I like to advise my students to collect all the supplemental essays (by prompt and word count) in one place (such as a Word or Google doc file). That way they know what they will need to write about at the start, and also be able to see which ones are the same or similar. (For example, many schools have supplemental essays about “Why are you a fit?” or writing about your intended major.)
RELATED: Check out this short Slideshare to Learn How to Write Short Essays.
Of course, the most important essay you will write is the core Common Application essay, although some schools do not require it—and you can determine which ones do as you read through the application site. (Even if you only have one of your target schools that requires the main Common App essays, you will need to write one–and learn how to format your common application essay.)
Nine Hot Tips to Format Your Common Application Essay
If you do need to submit a core Common App essay (you pick from one of 7 prompts; 250-650 words), here are some tips on how to format your common application essay:
- Compose your draft in either a Word file or Google docs. Do not craft it directly in the Common Application text box (You could lose your work)! If you use Word or Google docs, you can use their word count and, most importantly, the spell check feature. The Common App now allows you to upload Google docs directly from Google Drive. (Hint: If you want to use this feature, you might want to get a Gmail account that you use exclusively for these essays.) You can also copy and paste your Word or Google doc directly into the Common App text box.

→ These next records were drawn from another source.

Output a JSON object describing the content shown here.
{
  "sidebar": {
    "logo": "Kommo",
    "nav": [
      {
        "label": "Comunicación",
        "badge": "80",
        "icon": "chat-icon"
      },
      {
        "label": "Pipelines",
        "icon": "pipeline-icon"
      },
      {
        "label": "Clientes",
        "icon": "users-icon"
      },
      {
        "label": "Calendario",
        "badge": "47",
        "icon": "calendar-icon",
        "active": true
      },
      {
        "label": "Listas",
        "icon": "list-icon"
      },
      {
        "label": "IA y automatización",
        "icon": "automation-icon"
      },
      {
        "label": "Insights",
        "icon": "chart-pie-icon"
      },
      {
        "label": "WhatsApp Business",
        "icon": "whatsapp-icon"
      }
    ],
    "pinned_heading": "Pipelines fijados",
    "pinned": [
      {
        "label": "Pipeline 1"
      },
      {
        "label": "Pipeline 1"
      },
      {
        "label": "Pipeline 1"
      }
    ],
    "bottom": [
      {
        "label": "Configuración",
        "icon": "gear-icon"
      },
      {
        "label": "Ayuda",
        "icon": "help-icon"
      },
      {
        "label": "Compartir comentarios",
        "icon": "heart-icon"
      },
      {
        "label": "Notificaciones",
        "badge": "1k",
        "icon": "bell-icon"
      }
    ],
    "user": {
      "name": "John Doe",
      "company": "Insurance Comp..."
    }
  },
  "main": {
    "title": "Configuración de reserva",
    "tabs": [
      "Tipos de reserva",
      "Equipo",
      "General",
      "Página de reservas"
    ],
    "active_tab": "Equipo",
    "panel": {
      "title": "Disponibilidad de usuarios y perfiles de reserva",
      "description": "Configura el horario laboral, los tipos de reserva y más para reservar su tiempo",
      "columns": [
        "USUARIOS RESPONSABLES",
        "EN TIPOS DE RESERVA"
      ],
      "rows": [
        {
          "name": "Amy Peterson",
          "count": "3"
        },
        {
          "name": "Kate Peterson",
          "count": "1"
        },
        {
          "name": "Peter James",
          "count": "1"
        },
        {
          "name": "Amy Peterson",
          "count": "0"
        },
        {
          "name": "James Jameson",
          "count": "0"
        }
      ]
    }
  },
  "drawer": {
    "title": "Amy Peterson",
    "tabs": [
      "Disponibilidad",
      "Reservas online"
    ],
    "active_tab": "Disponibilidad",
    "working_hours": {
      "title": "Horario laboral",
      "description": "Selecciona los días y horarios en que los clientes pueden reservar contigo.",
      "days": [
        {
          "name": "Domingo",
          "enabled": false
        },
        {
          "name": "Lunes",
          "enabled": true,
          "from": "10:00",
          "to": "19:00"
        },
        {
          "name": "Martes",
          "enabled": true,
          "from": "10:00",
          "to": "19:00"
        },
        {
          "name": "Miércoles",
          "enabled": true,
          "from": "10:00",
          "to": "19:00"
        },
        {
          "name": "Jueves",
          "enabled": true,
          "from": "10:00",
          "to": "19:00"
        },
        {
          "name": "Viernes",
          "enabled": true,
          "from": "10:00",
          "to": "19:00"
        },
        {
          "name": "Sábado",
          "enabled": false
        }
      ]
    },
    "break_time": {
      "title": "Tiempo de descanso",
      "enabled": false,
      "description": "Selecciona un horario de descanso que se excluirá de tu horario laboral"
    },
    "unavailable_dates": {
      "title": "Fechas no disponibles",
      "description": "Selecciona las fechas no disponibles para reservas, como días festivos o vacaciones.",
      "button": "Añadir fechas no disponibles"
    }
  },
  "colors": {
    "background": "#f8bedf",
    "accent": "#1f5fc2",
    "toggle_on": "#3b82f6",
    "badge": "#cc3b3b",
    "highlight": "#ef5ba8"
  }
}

- The Common Application essay text box does not allow tabbing. So make your paragraphs with block formatting (have a space in between each paragraph instead of an indentation.) You can format this way in your Word or Google doc, but make sure it translates after you either upload your Google doc, or copy and paste from the Word or Google doc.
- The Common Application essay text box only has formatting for Bold, Underline and Italics. I would format your essay along MLA guidelines (using italics for things like book titles, foreign words, those types of copyediting rules.), and then make sure they translate or carry over after you upload or copy and paste. If you lose the italics, use the Common App italics formatting to add them inside the text box. I see no reason to use either Bold or Underlining in your essays. Avoid gimmicky formatting, such as ALL CAPS, emojis or #hashtags.
- Avoid titles. Even though I think a snappy title can enhance an essay, I see no way to format it at the top of the Common App essay that would center it, and think it could be more of a distraction. If you really love your title, feel free to give it a try, but I think it will only stick on the far left of the first line. (If you go for it that way, maybe put it in Bold to make it clear it’s a title.)
- Do NOT include the prompt at the top of your essay. That only eats up precious words. With your Common App essay, you simply check the box that your essay lines up with the best.
- Supplemental (shorter) essays have similar formatting options. Use the same rules as above for these. Some do not provide a text box and require you to upload from Google docs or attach a Word file (converting it to a PDF.)
- Double check word counts. The Common App text box and text boxes for the supplemental essays show the minimum and maximum word counts, which is very helpful. After you copy and paste an essay, always scroll through it to make sure everything copies (and your formatting carried over) and make sure it’s within the word count requirement shown under the box.
- You can go back and make edits after you have submitted your essays. Even after you submit, go back and review to make sure it’s exactly how you wanted it.
- General rules for formatting drafts in Word or Google docs: Use a common font (Times New Roman, Arial, Cambria…), write in 12 pt font, double space.
I hope this helps you format your Common Application essay, and not sweat it.
If you are still working on finding a hot topic for your essay, read my Five Top Tips on Finding Topics.
If you have more questions on how to format your common application essay, let me know in the Comments box below. If I don’t know the answer, I will do my best to find a credible source to answer you.